Tesla has emerged as a powerful and extremely profitable competitor. Other newcomers are entering the market. Sony Corp., which makes the PlayStation video game machine, recently showed a prototype of an electric car. Japan’s top automaker Toyota Motor Corp. also has announced an aggressive electric vehicle plan.
Sharing components, production facilities and research will benefit the Renault-Nissan-Mitsubishi alliance, said Nissan Chief Executive Officer Makoto Uchida.
“More than anything, we also benefit from the shared experience and expertise of our people,” said Uchida.
Renault owns 43.4% of Nissan, while Nissan owns 15% of Renault. Nissan, based in the port city of Yokohama, owns 34% of Tokyo-based Mitsubishi. The French government owns 15% of Renault.
The alliance is the brainchild of Carlos Ghosn, sent in by Renault in 1999 to turn around a near-bankrupt Nissan. Ghosn made it one of the most successful auto groups in the world. But he was arrested in Japan in 2018 on financial misconduct charges.
He jumped bail and fled to Lebanon in late 2019. Lebanon has no extradition treaty with Japan. Ghosn says he is innocent.
Ghosn’s arrest and related developments strained the alliance, and Senard referred to a crisis, without going into details.
He blamed a “lack of trust,” which he said was getting fixed.
“This period belongs to the past,” Senard said.
A lot has changed since Renault and Nissan formed their alliance in 1999. Electric vehicles at that time were a far-off prospect, Elon Musk co-founded an online payments firm called X.com and China ranked 14th in the world when it came to producing passenger cars, behind the likes of Belgium and Mexico.

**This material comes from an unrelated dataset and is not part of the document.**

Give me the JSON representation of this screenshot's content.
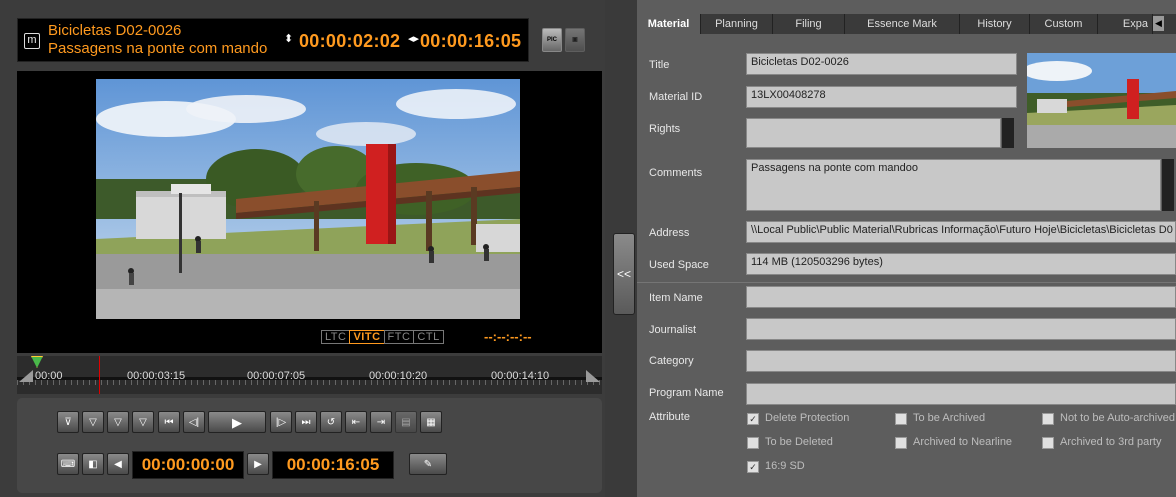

Since then, Musk has turned Tesla into the world’s most valuable automaker and made inroads in Europe, where the Model 3 overtook the Renault Zoe as the best-selling electric vehicle last year. Volkswagen and Toyota have laid out plans to splurge a combined $170 billion over the coming years to preserve their claim on an industry …….